In August, Recharge missed a deadline to pay for the business, prompting concerns a deal would fall through. Administrators EY said the final £2.5m instalment of an £8.6m payment, due on April 5th, was outstanding, meaning the company had defaulted on its agreement.
Following Britishvolt’s administration, 26 employees were kept on amid mass redundancies.
But the BBC reported that Recharge Industries stopped paying them in July, with more than half leaving the company as a result.
Pension commitments have not been met since the takeover, sources told the BBC. Staff have also complained of being locked out of computer systems and left unable to work after failed payments to an IT contractor.
Recharge Industries did not respond to a request for comment on the report.
However, Ben Kilbey, Britishvolt’s former communications director, told City A.M.: “The keys have been handed to, what appears to be, a complete shambles. Surely questions must be asked of the due diligence on the deal – on so many levels. It’s the people of Northumberland I feel for the most, utterly cheated.”
Quentin Willson, founder of the EV campaign group FairCharge, said: “It’s worrying enough that the U.K. can’t build an electric car battery factory but it also looks like we can’t even put one into proper administration either.”

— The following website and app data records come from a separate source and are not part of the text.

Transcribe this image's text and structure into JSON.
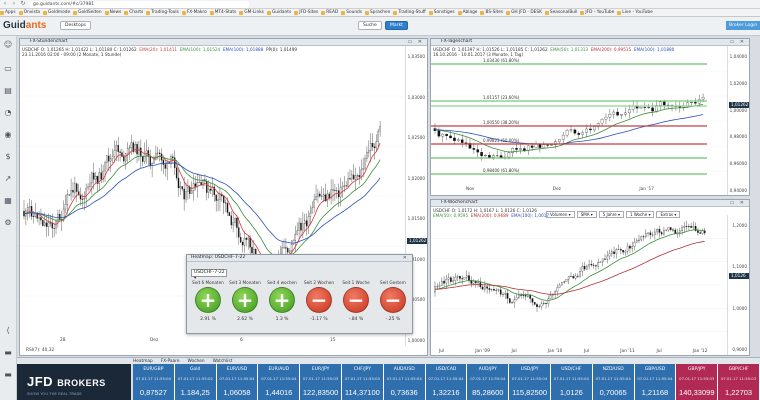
{
  "browser": {
    "url": "go.guidants.com/#c/37981",
    "bookmarks": [
      "Apps",
      "Onvista",
      "Goldmode",
      "GoldSeiten",
      "News",
      "Charts",
      "Trading-Tools",
      "FX-Makro",
      "MT4-Stats",
      "GM-Links",
      "Guidants",
      "JFD-Sites",
      "READ",
      "Sounds",
      "Sprachen",
      "Trading-Stuff",
      "Sonstiges",
      "Ablage",
      "BS-Sites",
      "GH JFD - DESK",
      "SeasonalBull",
      "JFD - YouTube",
      "Live - YouTube"
    ]
  },
  "app": {
    "logo_main": "Guid",
    "logo_accent": "ants",
    "desktop_label": "Desktops",
    "search_label": "Suche",
    "markt_label": "Markt",
    "user_label": "Broker Login"
  },
  "hourly": {
    "title": "FX-Stundenchart",
    "info1": "USDCHF  O: 1,01265  H: 1,01422  L: 1,01180  C: 1,01262",
    "ema20": "EMA(20): 1,01411",
    "ema50": "EMA(100): 1,01524",
    "ema100": "EMA(100): 1,01888",
    "pp": "PP(0): 1,01499",
    "info2": "23.11.2016 02:00 - 09:00  (2 Monate, 1 Stunde)",
    "yticks": [
      "1,03500",
      "1,03000",
      "1,02500",
      "1,02000",
      "1,01500",
      "1,01000",
      "1,00500",
      "1,00000"
    ],
    "last_price": "1,01262",
    "xticks": [
      "28",
      "Dez",
      "6",
      "15"
    ],
    "rsi_label": "RSI(7): 40,32"
  },
  "daily": {
    "title": "FX-Tageschart",
    "info1": "USDCHF  O: 1,01397  H: 1,01526  L: 1,01185  C: 1,01262",
    "ema50": "EMA(50): 1,01313",
    "ema200": "EMA(200): 0,99515",
    "ema100": "EMA(100): 1,01880",
    "info2": "16.10.2016 - 10.01.2017  (3 Monate, 1 Tag)",
    "levels": [
      "1,03430 (61,80%)",
      "1,01157 (23,60%)",
      "1,00550 (38,20%)",
      "0,99823 (50,00%)",
      "0,98400 (61,80%)"
    ],
    "yticks": [
      "1,04000",
      "1,02000",
      "1,00000",
      "0,98000",
      "0,96000",
      "0,94000"
    ],
    "last_price": "1,01262",
    "xticks": [
      "Nov",
      "Dez",
      "Jan '17"
    ]
  },
  "weekly": {
    "title": "FX-Wochenchart",
    "info1": "USDCHF  O: 1,0172  H: 1,0167  L: 1,0126  C: 1,0126",
    "ema50": "EMA(50): 0,9595",
    "ema200": "EMA(200): 0,9689",
    "ema100": "EMA(100): 1,0017",
    "info2": "28.04.2008 - 04.06.2012  (4 Jahre, 1 Woche)",
    "toolbar": [
      "Volumen",
      "SMA",
      "5 Jahre",
      "1 Woche",
      "Extras"
    ],
    "yticks": [
      "1,2000",
      "1,1000",
      "1,0000",
      "0,9000"
    ],
    "last_price": "1,0126",
    "xticks": [
      "Jul",
      "Jan '09",
      "Jul",
      "Jan '10",
      "Jul",
      "Jan '11",
      "Jul",
      "Jan '12"
    ]
  },
  "heatmap_popup": {
    "title": "Heatmap: USDCHF-7-22",
    "pair_select": "USDCHF-7-22",
    "periods": [
      {
        "label": "Seit 6 Monaten",
        "direction": "up",
        "symbol": "+",
        "pct": "2.91 %"
      },
      {
        "label": "Seit 3 Monaten",
        "direction": "up",
        "symbol": "+",
        "pct": "2.62 %"
      },
      {
        "label": "Seit 4 wochen",
        "direction": "up",
        "symbol": "+",
        "pct": "1.3 %"
      },
      {
        "label": "Seit 2 Wochen",
        "direction": "down",
        "symbol": "−",
        "pct": "-1.17 %"
      },
      {
        "label": "Seit 1 Woche",
        "direction": "down",
        "symbol": "−",
        "pct": "-.84 %"
      },
      {
        "label": "Seit Gestern",
        "direction": "down",
        "symbol": "−",
        "pct": "-.25 %"
      }
    ]
  },
  "bottom": {
    "heatbar_items": [
      "Heatmap",
      "FX-Paare",
      "Wochen",
      "Watchlist"
    ],
    "broker_name": "JFD",
    "broker_suffix": "BROKERS",
    "broker_tag": "SHOW YOU THE REAL TRADE",
    "tiles": [
      {
        "pair": "EUR/GBP",
        "sub": "07.01.17  11:55:04",
        "price": "0,87527",
        "color": "#2f6fae"
      },
      {
        "pair": "Gold",
        "sub": "07.01.17  11:55:02",
        "price": "1.184,25",
        "color": "#2f6fae"
      },
      {
        "pair": "EUR/USD",
        "sub": "07.01.17  11:55:04",
        "price": "1,06058",
        "color": "#2f6fae"
      },
      {
        "pair": "EUR/AUD",
        "sub": "07.01.17  11:55:04",
        "price": "1,44016",
        "color": "#2f6fae"
      },
      {
        "pair": "EUR/JPY",
        "sub": "07.01.17  11:55:03",
        "price": "122,83500",
        "color": "#2f6fae"
      },
      {
        "pair": "CHF/JPY",
        "sub": "07.01.17  11:55:03",
        "price": "114,37100",
        "color": "#2f6fae"
      },
      {
        "pair": "AUD/USD",
        "sub": "07.01.17  11:55:04",
        "price": "0,73636",
        "color": "#2f6fae"
      },
      {
        "pair": "USD/CAD",
        "sub": "07.01.17  11:55:04",
        "price": "1,32216",
        "color": "#2f6fae"
      },
      {
        "pair": "AUD/JPY",
        "sub": "07.01.17  11:55:04",
        "price": "85,28600",
        "color": "#2f6fae"
      },
      {
        "pair": "USD/JPY",
        "sub": "07.01.17  11:55:04",
        "price": "115,82500",
        "color": "#2f6fae"
      },
      {
        "pair": "USD/CHF",
        "sub": "07.01.17  11:55:04",
        "price": "1,0126",
        "color": "#2f6fae"
      },
      {
        "pair": "NZD/USD",
        "sub": "07.01.17  11:55:04",
        "price": "0,70065",
        "color": "#2f6fae"
      },
      {
        "pair": "GBP/USD",
        "sub": "07.01.17  11:55:04",
        "price": "1,21168",
        "color": "#2f6fae"
      },
      {
        "pair": "GBP/JPY",
        "sub": "07.01.17  11:55:03",
        "price": "140,33099",
        "color": "#b02a55"
      },
      {
        "pair": "GBP/CHF",
        "sub": "07.01.17  11:55:03",
        "price": "1,22703",
        "color": "#b02a55"
      }
    ]
  }
}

“The Britishvolt debacle – not to mention HS2 – casts a long shadow over fee-driven experts and consultants who should be doing their jobs with better due diligence.”